*** DATA FOR THE TASK ***

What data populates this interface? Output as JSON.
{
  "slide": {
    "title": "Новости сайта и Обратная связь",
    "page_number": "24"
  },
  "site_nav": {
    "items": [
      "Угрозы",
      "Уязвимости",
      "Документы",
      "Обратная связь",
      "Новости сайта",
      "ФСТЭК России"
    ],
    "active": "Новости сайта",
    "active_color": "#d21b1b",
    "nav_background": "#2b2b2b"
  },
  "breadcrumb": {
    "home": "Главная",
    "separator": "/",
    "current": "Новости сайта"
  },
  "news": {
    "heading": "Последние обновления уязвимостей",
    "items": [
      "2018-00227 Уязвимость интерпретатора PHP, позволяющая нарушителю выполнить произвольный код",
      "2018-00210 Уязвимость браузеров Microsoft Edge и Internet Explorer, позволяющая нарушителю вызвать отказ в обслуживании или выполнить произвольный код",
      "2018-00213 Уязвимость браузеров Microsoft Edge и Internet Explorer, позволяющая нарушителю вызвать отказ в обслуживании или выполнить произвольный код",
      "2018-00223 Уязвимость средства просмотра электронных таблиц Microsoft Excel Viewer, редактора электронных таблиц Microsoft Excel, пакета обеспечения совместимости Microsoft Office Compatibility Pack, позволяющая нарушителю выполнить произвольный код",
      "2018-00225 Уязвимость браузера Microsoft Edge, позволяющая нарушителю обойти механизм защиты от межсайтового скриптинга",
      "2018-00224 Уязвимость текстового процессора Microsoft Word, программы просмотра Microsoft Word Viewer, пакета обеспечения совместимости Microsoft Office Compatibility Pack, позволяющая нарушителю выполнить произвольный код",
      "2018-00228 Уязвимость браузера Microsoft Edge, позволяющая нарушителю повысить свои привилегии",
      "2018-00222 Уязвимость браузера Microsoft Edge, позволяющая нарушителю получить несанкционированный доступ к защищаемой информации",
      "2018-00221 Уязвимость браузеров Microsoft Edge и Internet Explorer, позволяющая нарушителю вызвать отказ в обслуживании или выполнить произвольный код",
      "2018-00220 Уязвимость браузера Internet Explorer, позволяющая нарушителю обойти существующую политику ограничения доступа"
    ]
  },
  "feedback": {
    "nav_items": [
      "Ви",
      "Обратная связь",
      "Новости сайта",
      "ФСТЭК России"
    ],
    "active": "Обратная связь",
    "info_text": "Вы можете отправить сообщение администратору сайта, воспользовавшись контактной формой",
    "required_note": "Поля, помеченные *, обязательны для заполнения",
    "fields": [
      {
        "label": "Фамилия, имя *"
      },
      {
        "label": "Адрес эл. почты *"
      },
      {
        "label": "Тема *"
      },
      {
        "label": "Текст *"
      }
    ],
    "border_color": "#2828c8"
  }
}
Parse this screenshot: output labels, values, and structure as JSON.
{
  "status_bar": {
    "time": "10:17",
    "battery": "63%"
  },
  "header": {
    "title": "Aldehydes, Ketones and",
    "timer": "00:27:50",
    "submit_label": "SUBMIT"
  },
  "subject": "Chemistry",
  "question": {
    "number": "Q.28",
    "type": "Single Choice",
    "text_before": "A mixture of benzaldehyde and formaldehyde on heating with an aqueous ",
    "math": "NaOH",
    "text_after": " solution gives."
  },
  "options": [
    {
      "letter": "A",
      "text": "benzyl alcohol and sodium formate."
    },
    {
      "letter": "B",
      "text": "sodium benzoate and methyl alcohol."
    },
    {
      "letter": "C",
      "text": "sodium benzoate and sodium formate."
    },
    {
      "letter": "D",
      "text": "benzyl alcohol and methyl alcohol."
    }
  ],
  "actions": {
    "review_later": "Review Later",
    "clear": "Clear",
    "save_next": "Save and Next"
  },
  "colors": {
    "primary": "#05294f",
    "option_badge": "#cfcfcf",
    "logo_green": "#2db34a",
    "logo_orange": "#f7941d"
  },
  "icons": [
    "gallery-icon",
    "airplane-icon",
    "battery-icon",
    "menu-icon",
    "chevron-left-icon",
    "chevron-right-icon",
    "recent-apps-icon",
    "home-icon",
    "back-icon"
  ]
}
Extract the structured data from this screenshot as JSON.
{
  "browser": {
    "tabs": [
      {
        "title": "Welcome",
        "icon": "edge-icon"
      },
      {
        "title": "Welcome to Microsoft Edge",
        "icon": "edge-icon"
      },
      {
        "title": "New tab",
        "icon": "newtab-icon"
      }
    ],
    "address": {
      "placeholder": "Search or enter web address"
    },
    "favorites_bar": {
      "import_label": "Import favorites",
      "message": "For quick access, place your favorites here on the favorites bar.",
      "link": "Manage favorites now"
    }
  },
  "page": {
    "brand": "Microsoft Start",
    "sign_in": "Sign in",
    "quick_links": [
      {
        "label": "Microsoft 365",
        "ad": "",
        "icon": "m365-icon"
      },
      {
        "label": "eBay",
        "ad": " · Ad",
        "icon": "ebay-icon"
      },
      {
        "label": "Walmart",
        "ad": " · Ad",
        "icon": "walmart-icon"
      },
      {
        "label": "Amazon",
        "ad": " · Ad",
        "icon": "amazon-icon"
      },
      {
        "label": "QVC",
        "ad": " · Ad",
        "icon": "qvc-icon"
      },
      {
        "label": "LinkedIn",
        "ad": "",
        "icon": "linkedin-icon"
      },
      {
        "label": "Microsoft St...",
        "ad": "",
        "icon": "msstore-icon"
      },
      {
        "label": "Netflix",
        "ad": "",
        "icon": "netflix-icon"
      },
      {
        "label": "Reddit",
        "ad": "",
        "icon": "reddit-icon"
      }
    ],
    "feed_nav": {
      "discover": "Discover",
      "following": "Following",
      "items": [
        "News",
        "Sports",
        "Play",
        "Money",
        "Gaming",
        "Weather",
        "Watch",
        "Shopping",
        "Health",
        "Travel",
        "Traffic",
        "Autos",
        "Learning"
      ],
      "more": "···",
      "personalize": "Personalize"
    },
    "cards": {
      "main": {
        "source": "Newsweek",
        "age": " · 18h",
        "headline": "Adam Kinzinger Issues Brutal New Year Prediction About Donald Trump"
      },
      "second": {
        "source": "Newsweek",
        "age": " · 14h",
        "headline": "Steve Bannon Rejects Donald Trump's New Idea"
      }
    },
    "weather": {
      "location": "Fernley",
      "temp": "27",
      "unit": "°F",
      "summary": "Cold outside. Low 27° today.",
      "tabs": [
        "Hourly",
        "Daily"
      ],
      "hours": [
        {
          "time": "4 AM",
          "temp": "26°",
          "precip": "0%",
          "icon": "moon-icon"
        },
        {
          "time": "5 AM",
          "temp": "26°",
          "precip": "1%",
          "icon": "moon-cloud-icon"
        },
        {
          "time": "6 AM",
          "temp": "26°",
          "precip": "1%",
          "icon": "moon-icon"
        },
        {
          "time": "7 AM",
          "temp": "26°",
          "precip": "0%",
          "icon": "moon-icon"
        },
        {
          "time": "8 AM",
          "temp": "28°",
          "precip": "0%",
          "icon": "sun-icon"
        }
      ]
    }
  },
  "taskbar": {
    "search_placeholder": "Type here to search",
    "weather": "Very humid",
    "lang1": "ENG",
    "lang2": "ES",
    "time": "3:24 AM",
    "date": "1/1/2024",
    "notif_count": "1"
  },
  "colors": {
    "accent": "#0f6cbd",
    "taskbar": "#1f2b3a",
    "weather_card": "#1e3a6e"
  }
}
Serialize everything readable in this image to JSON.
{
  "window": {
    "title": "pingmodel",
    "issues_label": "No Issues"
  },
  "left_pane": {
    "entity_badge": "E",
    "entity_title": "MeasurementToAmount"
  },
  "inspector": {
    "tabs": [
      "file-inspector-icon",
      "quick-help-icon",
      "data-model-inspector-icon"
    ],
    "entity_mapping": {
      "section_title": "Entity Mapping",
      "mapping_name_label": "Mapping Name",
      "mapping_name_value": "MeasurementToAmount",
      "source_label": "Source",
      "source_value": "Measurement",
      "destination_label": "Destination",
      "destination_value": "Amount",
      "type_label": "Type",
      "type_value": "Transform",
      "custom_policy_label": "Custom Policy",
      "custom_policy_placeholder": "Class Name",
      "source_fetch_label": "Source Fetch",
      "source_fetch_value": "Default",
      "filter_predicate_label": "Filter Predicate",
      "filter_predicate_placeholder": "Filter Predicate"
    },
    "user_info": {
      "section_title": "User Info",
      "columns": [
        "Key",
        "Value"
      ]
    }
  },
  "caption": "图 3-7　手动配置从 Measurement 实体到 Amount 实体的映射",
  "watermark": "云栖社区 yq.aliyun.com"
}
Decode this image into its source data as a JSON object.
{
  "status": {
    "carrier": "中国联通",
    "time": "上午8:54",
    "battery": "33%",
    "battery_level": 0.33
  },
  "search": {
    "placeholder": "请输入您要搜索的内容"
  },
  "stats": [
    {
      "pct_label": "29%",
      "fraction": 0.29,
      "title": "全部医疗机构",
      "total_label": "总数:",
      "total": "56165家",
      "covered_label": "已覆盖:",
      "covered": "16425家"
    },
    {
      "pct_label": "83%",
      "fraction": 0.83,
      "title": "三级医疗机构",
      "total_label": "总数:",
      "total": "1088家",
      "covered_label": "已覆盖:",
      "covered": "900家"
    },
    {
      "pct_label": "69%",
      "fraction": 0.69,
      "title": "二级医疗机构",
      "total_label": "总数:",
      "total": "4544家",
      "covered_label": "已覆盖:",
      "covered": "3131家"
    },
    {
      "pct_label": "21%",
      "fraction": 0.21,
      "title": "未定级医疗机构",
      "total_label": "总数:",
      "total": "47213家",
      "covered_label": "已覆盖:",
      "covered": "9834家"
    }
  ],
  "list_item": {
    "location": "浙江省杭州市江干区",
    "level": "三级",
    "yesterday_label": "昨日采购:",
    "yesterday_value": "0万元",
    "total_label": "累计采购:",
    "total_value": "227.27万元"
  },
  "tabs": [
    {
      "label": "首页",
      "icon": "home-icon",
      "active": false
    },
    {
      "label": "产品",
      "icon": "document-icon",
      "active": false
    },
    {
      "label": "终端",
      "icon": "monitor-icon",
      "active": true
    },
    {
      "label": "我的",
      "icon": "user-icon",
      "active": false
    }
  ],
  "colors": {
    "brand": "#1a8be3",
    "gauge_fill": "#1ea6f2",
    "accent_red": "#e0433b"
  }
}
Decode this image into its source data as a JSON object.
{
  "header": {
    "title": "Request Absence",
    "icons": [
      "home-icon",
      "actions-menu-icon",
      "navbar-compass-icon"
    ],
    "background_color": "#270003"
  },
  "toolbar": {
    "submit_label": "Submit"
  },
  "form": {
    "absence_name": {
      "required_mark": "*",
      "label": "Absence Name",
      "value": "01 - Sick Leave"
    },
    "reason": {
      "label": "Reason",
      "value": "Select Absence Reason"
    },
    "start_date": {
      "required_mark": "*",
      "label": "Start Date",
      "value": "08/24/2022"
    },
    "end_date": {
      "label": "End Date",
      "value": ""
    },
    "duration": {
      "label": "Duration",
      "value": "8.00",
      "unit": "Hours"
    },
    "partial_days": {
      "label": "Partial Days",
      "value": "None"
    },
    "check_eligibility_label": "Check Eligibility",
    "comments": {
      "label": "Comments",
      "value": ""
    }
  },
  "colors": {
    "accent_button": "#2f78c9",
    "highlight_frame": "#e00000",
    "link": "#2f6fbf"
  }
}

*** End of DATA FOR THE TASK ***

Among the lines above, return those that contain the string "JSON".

ANSWER SECTION:
What data populates this interface? Output as JSON.
Parse this screenshot: output labels, values, and structure as JSON.
Extract the structured data from this screenshot as JSON.
Serialize everything readable in this image to JSON.
Decode this image into its source data as a JSON object.
Decode this image into its source data as a JSON object.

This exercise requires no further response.